**Task instructions**. Please restate the entries below word for word, leaving out any pictures.

**Records for the exercise**.
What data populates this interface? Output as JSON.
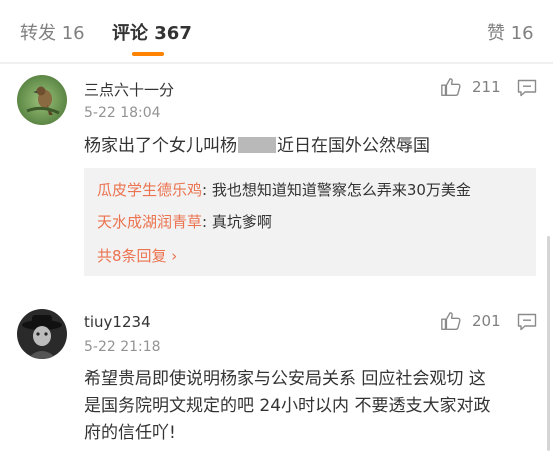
{
  "tabs": {
    "repost": "转发 16",
    "comments": "评论 367",
    "likes": "赞 16"
  },
  "comments": [
    {
      "username": "三点六十一分",
      "timestamp": "5-22 18:04",
      "like_count": "211",
      "text_before": "杨家出了个女儿叫杨",
      "text_after": "近日在国外公然辱国",
      "replies": [
        {
          "author": "瓜皮学生德乐鸡",
          "text": ": 我也想知道知道警察怎么弄来30万美金"
        },
        {
          "author": "天水成湖润青草",
          "text": ": 真坑爹啊"
        }
      ],
      "more_replies": "共8条回复 ›"
    },
    {
      "username": "tiuy1234",
      "timestamp": "5-22 21:18",
      "like_count": "201",
      "text_lines": [
        "希望贵局即使说明杨家与公安局关系 回应社会观切  这",
        "是国务院明文规定的吧 24小时以内 不要透支大家对政",
        "府的信任吖!"
      ]
    }
  ],
  "colors": {
    "accent": "#ff8200",
    "link": "#eb7350",
    "reply_bg": "#f2f2f2"
  },
  "icons": [
    "like-icon",
    "comment-more-icon"
  ]
}
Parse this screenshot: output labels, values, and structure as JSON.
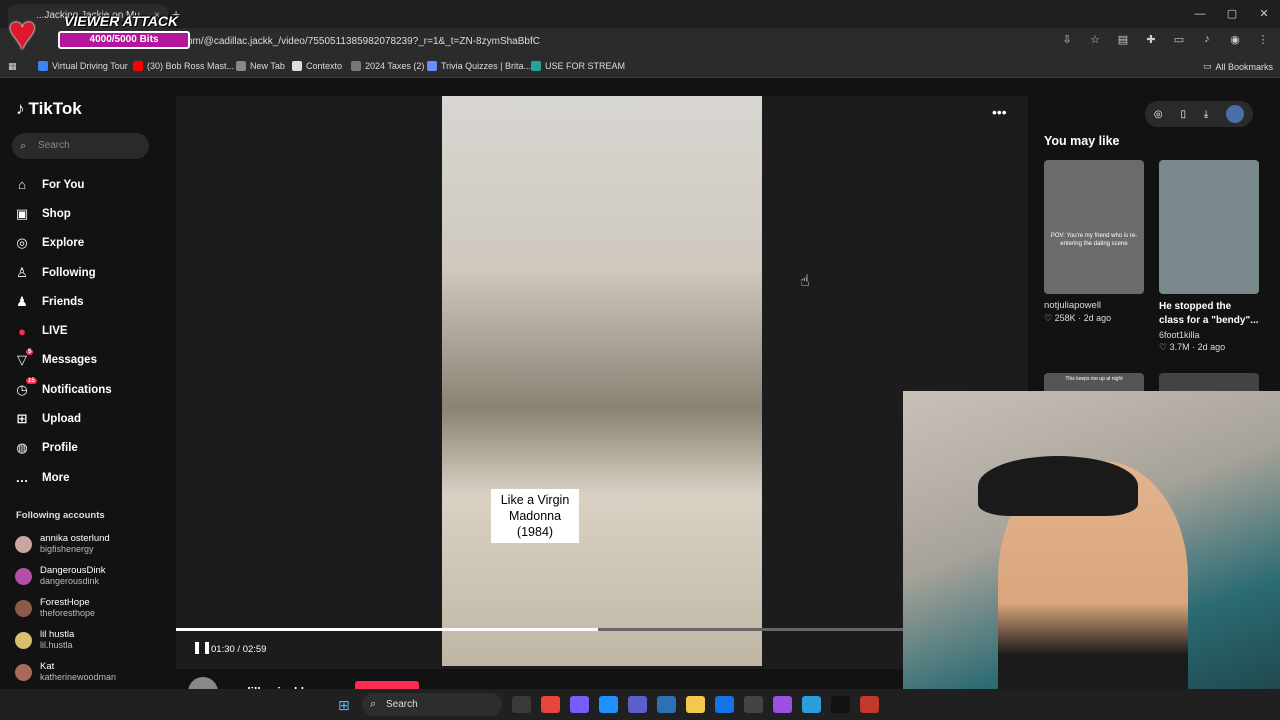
{
  "browser": {
    "tab_title": "...Jacking Jackie on Mu...",
    "tab_close": "×",
    "new_tab": "+",
    "url": "com/@cadillac.jackk_/video/7550511385982078239?_r=1&_t=ZN-8zymShaBbfC",
    "window_controls": [
      "—",
      "▢",
      "✕"
    ],
    "bookmarks": [
      {
        "label": "Virtual Driving Tour",
        "color": "#3b82f6"
      },
      {
        "label": "(30) Bob Ross Mast...",
        "color": "#ff0000"
      },
      {
        "label": "New Tab",
        "color": "#888888"
      },
      {
        "label": "Contexto",
        "color": "#dddddd"
      },
      {
        "label": "2024 Taxes (2)",
        "color": "#777777"
      },
      {
        "label": "Trivia Quizzes | Brita...",
        "color": "#6b8cff"
      },
      {
        "label": "USE FOR STREAM",
        "color": "#2aa198"
      }
    ],
    "all_bookmarks": "All Bookmarks"
  },
  "overlay": {
    "title": "VIEWER ATTACK",
    "progress": "4000/5000 Bits",
    "progress_fraction": 0.8
  },
  "tiktok": {
    "logo": "TikTok",
    "search_placeholder": "Search",
    "nav": [
      {
        "label": "For You",
        "icon": "home-icon",
        "glyph": "⌂"
      },
      {
        "label": "Shop",
        "icon": "shop-icon",
        "glyph": "▣"
      },
      {
        "label": "Explore",
        "icon": "compass-icon",
        "glyph": "◎"
      },
      {
        "label": "Following",
        "icon": "following-icon",
        "glyph": "♙"
      },
      {
        "label": "Friends",
        "icon": "friends-icon",
        "glyph": "♟"
      },
      {
        "label": "LIVE",
        "icon": "live-icon",
        "glyph": "●"
      },
      {
        "label": "Messages",
        "icon": "messages-icon",
        "glyph": "▽",
        "badge": "5"
      },
      {
        "label": "Notifications",
        "icon": "bell-icon",
        "glyph": "◷",
        "badge": "15"
      },
      {
        "label": "Upload",
        "icon": "upload-icon",
        "glyph": "⊞"
      },
      {
        "label": "Profile",
        "icon": "profile-avatar-icon",
        "glyph": "◍"
      },
      {
        "label": "More",
        "icon": "more-icon",
        "glyph": "…"
      }
    ],
    "following_accounts_title": "Following accounts",
    "following_accounts": [
      {
        "name": "annika osterlund",
        "username": "bigfishenergy",
        "color": "#c9a7a0"
      },
      {
        "name": "DangerousDink",
        "username": "dangerousdink",
        "color": "#b44fa8"
      },
      {
        "name": "ForestHope",
        "username": "theforesthope",
        "color": "#8b5a4a"
      },
      {
        "name": "lil hustla",
        "username": "lil.hustla",
        "color": "#d8c070"
      },
      {
        "name": "Kat",
        "username": "katherinewoodman",
        "color": "#a86a5a"
      }
    ],
    "video": {
      "caption_line1": "Like a Virgin",
      "caption_line2": "Madonna",
      "caption_line3": "(1984)",
      "time": "01:30 / 02:59",
      "progress_fraction": 0.58,
      "author": "cadillac.jackk"
    },
    "you_may_like": "You may like",
    "recommendations": [
      {
        "username": "notjuliapowell",
        "stats": "♡ 258K · 2d ago",
        "thumb_text": "POV: You're my friend who is re-entering the dating scene",
        "color": "#6d6a6a"
      },
      {
        "title": "He stopped the class for a \"bendy\"...",
        "username": "6foot1killa",
        "stats": "♡ 3.7M · 2d ago",
        "color": "#7a8a8c"
      }
    ],
    "rec_row2_text": "This keeps me up at night"
  },
  "taskbar": {
    "search": "Search"
  }
}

**Solution to the exercise**.
What data populates this interface? Output as JSON.
{
  "tabs": {
    "repost": "转发 16",
    "comments": "评论 367",
    "likes": "赞 16"
  },
  "comments": [
    {
      "username": "三点六十一分",
      "timestamp": "5-22 18:04",
      "like_count": "211",
      "text_before": "杨家出了个女儿叫杨",
      "text_after": "近日在国外公然辱国",
      "replies": [
        {
          "author": "瓜皮学生德乐鸡",
          "text": ": 我也想知道知道警察怎么弄来30万美金"
        },
        {
          "author": "天水成湖润青草",
          "text": ": 真坑爹啊"
        }
      ],
      "more_replies": "共8条回复 ›"
    },
    {
      "username": "tiuy1234",
      "timestamp": "5-22 21:18",
      "like_count": "201",
      "text_lines": [
        "希望贵局即使说明杨家与公安局关系 回应社会观切  这",
        "是国务院明文规定的吧 24小时以内 不要透支大家对政",
        "府的信任吖!"
      ]
    }
  ],
  "colors": {
    "accent": "#ff8200",
    "link": "#eb7350",
    "reply_bg": "#f2f2f2"
  },
  "icons": [
    "like-icon",
    "comment-more-icon"
  ]
}
Parse this screenshot: output labels, values, and structure as JSON.
{
  "browser": {
    "tab_title": "...Jacking Jackie on Mu...",
    "tab_close": "×",
    "new_tab": "+",
    "url": "com/@cadillac.jackk_/video/7550511385982078239?_r=1&_t=ZN-8zymShaBbfC",
    "window_controls": [
      "—",
      "▢",
      "✕"
    ],
    "bookmarks": [
      {
        "label": "Virtual Driving Tour",
        "color": "#3b82f6"
      },
      {
        "label": "(30) Bob Ross Mast...",
        "color": "#ff0000"
      },
      {
        "label": "New Tab",
        "color": "#888888"
      },
      {
        "label": "Contexto",
        "color": "#dddddd"
      },
      {
        "label": "2024 Taxes (2)",
        "color": "#777777"
      },
      {
        "label": "Trivia Quizzes | Brita...",
        "color": "#6b8cff"
      },
      {
        "label": "USE FOR STREAM",
        "color": "#2aa198"
      }
    ],
    "all_bookmarks": "All Bookmarks"
  },
  "overlay": {
    "title": "VIEWER ATTACK",
    "progress": "4000/5000 Bits",
    "progress_fraction": 0.8
  },
  "tiktok": {
    "logo": "TikTok",
    "search_placeholder": "Search",
    "nav": [
      {
        "label": "For You",
        "icon": "home-icon",
        "glyph": "⌂"
      },
      {
        "label": "Shop",
        "icon": "shop-icon",
        "glyph": "▣"
      },
      {
        "label": "Explore",
        "icon": "compass-icon",
        "glyph": "◎"
      },
      {
        "label": "Following",
        "icon": "following-icon",
        "glyph": "♙"
      },
      {
        "label": "Friends",
        "icon": "friends-icon",
        "glyph": "♟"
      },
      {
        "label": "LIVE",
        "icon": "live-icon",
        "glyph": "●"
      },
      {
        "label": "Messages",
        "icon": "messages-icon",
        "glyph": "▽",
        "badge": "5"
      },
      {
        "label": "Notifications",
        "icon": "bell-icon",
        "glyph": "◷",
        "badge": "15"
      },
      {
        "label": "Upload",
        "icon": "upload-icon",
        "glyph": "⊞"
      },
      {
        "label": "Profile",
        "icon": "profile-avatar-icon",
        "glyph": "◍"
      },
      {
        "label": "More",
        "icon": "more-icon",
        "glyph": "…"
      }
    ],
    "following_accounts_title": "Following accounts",
    "following_accounts": [
      {
        "name": "annika osterlund",
        "username": "bigfishenergy",
        "color": "#c9a7a0"
      },
      {
        "name": "DangerousDink",
        "username": "dangerousdink",
        "color": "#b44fa8"
      },
      {
        "name": "ForestHope",
        "username": "theforesthope",
        "color": "#8b5a4a"
      },
      {
        "name": "lil hustla",
        "username": "lil.hustla",
        "color": "#d8c070"
      },
      {
        "name": "Kat",
        "username": "katherinewoodman",
        "color": "#a86a5a"
      }
    ],
    "video": {
      "caption_line1": "Like a Virgin",
      "caption_line2": "Madonna",
      "caption_line3": "(1984)",
      "time": "01:30 / 02:59",
      "progress_fraction": 0.58,
      "author": "cadillac.jackk"
    },
    "you_may_like": "You may like",
    "recommendations": [
      {
        "username": "notjuliapowell",
        "stats": "♡ 258K · 2d ago",
        "thumb_text": "POV: You're my friend who is re-entering the dating scene",
        "color": "#6d6a6a"
      },
      {
        "title": "He stopped the class for a \"bendy\"...",
        "username": "6foot1killa",
        "stats": "♡ 3.7M · 2d ago",
        "color": "#7a8a8c"
      }
    ],
    "rec_row2_text": "This keeps me up at night"
  },
  "taskbar": {
    "search": "Search"
  }
}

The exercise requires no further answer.